I say, “The only reason I agreed to go to Doctor Atwood is because you and she made such a big deal about the fact that nothing I said there would ever leave her office. She would never tell you or Dad anything I told her. And now you’re asking
what happened at our session? Isn’t that sort of a contradiction?”
“I’m sorry,” says Joan. “I respect that. As a professional, and a mother.”
So now Joan’s gone from Sitcom Mom to Doctor Joan Marbury, Therapist. Joan
have been an actress. That’s what she does best. She loves playacting and dress-up. I think that’s how she hooked my dad.
One afternoon, not long before I left Joan and Dad here in Pennsylvania and went to spend eighth grade in Wisconsin with my real mom and her new husband, Geoff, I went into my dad’s—I mean my dad’s
and Joan’s—bathroom. I’d run out of toilet paper and Sitcom Mom had forgotten to buy it.
Joan had washed her underwear and hung it over the tub to dry. It was all black lace and ribbons, the kind a stripper or hooker might wear. But definitely not Sitcom Mom or, for that matter, Doctor Joan Marbury, Therapist.
It grossed me out to think that she owned it, but I was
grossed out by the idea of her wearing it, and even
totally grossed out by the fact that she would leave it out there like that, for anyone to see, in the house where she lived with two kids—me and Joan’s own son, my stepbrother, Josh Darling. Also known as Darling Josh.
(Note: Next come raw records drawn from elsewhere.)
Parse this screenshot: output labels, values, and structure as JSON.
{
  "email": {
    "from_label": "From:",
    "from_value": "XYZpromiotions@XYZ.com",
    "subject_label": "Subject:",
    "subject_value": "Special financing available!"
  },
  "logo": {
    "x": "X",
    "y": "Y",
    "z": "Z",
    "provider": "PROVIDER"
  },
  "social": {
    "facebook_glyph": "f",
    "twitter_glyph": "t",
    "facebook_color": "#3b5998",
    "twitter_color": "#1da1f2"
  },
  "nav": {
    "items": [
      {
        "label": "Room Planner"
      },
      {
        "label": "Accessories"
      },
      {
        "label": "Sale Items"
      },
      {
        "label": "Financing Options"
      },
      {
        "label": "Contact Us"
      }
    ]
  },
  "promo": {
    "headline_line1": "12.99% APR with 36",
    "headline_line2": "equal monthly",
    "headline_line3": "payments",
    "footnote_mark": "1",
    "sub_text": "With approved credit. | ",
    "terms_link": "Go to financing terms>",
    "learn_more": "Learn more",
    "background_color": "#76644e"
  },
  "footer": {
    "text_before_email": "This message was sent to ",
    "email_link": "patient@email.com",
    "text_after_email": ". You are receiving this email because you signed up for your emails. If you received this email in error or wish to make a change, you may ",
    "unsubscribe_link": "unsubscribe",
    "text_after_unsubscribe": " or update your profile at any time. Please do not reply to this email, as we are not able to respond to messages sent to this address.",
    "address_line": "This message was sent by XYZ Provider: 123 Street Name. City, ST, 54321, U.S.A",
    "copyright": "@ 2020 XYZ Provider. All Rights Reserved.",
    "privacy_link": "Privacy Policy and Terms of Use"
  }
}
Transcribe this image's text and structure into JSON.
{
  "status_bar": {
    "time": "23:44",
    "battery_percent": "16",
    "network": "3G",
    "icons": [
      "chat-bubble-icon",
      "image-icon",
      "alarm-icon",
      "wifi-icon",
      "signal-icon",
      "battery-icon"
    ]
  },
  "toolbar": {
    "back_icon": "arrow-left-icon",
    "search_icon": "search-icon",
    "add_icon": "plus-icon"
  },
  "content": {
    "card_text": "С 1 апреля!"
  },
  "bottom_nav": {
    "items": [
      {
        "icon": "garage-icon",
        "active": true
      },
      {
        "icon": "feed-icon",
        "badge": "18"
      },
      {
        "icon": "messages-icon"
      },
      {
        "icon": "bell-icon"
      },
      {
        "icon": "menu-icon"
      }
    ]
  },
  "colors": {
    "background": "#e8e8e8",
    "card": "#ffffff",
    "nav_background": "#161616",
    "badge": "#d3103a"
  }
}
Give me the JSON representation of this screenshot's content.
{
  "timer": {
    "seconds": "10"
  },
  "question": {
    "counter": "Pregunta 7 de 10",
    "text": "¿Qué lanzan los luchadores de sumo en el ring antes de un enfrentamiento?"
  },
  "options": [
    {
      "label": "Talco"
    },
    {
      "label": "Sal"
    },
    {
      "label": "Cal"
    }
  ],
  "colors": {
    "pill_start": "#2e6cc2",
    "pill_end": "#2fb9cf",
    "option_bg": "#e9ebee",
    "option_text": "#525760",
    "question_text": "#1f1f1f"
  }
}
His real name is Joshua Marbury, but Joan calls him Josh Darling this, Darling Josh that.
Since then, I’ve never been able to look at Joan without feeling as if I have X-ray—X-rated—vision that can see straight through her clothes to her underwear. Which, believe me, isn’t something I’m eager to see.
Now she says, “You know that Alana and I don’t talk about you. You have to trust us about that. But I can’t help suspecting that you’re probably not opening up to her yet.”
Opening up? The words make me feel queasy, as if
I’m a patient on an operating table and Joan and Doctor Atwood are doing surgery on my brain. “If the two of you don’t talk about me, how do you know whether I’m opening up?”
Joan flashes me a smile, dazzling me with fifty thousand dollars’ worth of dental work, done for free by my dad.
“Maternal instinct, I guess,” she says. “And professional experience. Maisie, dear, you always act as if you’re trying to catch people in a lie. But the fact is, no one’s lying to you.”
If I live to be a thousand years old, I’ll still never understand why my parents chose the people they married—remarried—after they split up. As far as I know, my dad’s allergic to chocolate, so unless Joan’s trying to kill him, which I don’t think she is, you’d think she could bake oatmeal raisin bars. Or lemon squares. But if Joan can’t do one thing right to help me get through this hideous time I’m going through, what makes me think she could bake cookies that anyone in our family might actually want to eat?